Article originally published in Left, on October 16 2020
Exhibition in the Lambrate neighborhood in Milan, “Beyond”, a personal exhibition by Zehra Doğan, at the Prometeo Gallery until November 15.
Zehra Doğan is a young Kurdish artist, born in Diyarbakır, the largest town in Turkey with a Kurdish majority. In 2016, she was arrested because of a tweet: a drawing of the town of Nusaybin destroyed by the Turkish army’s scorpions. There was no accusation but Zehra was pronounced guilty of “terrorism”. The regime is terrified by this petite young woman with long black hair as smooth as ebony, armed to the teeth with some of the things that most frighten those holding authoritarian power: art, imagination and truth.
Zehra is forced to live in prison for over two years, where she paints, and when her paints and her paper are taken from her, she continues with whatever she finds; coffee, tea, left-over food, hair and even menstrual blood and urine. She paints on everything she can find, on wrapping paper, sheets, towels, newspaper. And her art for which she was arrested finds a way to escape beyond the prison walls.
Today, Zehra is “free” but few of her prison friends are, and her country, Kurdistan or Turkey, are not free either. And forced into exile in Europe, she cannot return to her homeland. But her art, as heavy as the earth, continues to fly lightly on the wings of a butterfly, above the mean-spiritedness of those in power and of repression, defying Erdogan’s fascistic and authoritarian regime and denouncing to Europe the massacre of the Kurdish people.
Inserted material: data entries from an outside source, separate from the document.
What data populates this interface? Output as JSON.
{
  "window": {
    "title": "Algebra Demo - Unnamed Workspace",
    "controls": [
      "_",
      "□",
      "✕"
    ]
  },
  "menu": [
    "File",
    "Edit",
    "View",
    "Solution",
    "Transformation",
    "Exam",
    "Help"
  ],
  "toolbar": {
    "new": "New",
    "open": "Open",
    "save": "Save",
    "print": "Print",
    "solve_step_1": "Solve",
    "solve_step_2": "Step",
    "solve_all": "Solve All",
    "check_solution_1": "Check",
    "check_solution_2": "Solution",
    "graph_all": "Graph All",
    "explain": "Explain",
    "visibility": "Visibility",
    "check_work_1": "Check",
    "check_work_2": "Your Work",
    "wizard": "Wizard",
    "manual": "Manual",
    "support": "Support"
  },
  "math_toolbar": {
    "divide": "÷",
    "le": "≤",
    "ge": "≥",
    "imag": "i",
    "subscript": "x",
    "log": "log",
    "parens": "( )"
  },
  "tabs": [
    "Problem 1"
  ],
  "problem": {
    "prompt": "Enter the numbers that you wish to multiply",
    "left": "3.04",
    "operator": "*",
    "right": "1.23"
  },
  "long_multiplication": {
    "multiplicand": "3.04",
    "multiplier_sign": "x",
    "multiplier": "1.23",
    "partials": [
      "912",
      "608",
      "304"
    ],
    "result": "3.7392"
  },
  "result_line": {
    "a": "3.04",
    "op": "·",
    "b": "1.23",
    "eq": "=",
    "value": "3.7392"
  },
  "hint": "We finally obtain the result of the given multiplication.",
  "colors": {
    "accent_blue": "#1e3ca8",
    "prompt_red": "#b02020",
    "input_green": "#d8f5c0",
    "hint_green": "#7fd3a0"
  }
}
The works exhibited in Milan, all recent, are absolutely powerful, at once both violent and fragile. Hanging on the walls, they are the ones nailing us to the truth and to the Western world’s responsibility for choosing not to look, despite us. Mostly, the wide open eyes of these women with the fixedness of immobile and hieratical Byzantine icons of a far-away past, rise up like a cry of denunciation, both powerful and painful.
Even more that the real weapons they carry on their naked and mutilated bodies, their eyes are their most powerful ones. “Look at me, my people are dominated, my land is razed, I am not free to live in peace, my body is humiliated, invaded, conquered, possessed. But my eyes are free. Free to tell and to denounce to the world the tragedy of my people, through the pain of my mothers, my sisters, my daughters.”
Now, Europe must open its eyes…
*P.S.: in 1937, André Breton wrote that Frida Kahlo’s art was like “a ribbon surrounding a bomb”. In a very different way, Zehra Doğan’s art has something of the same spirit: a weapon wrapped in a ribbon of oriental silk.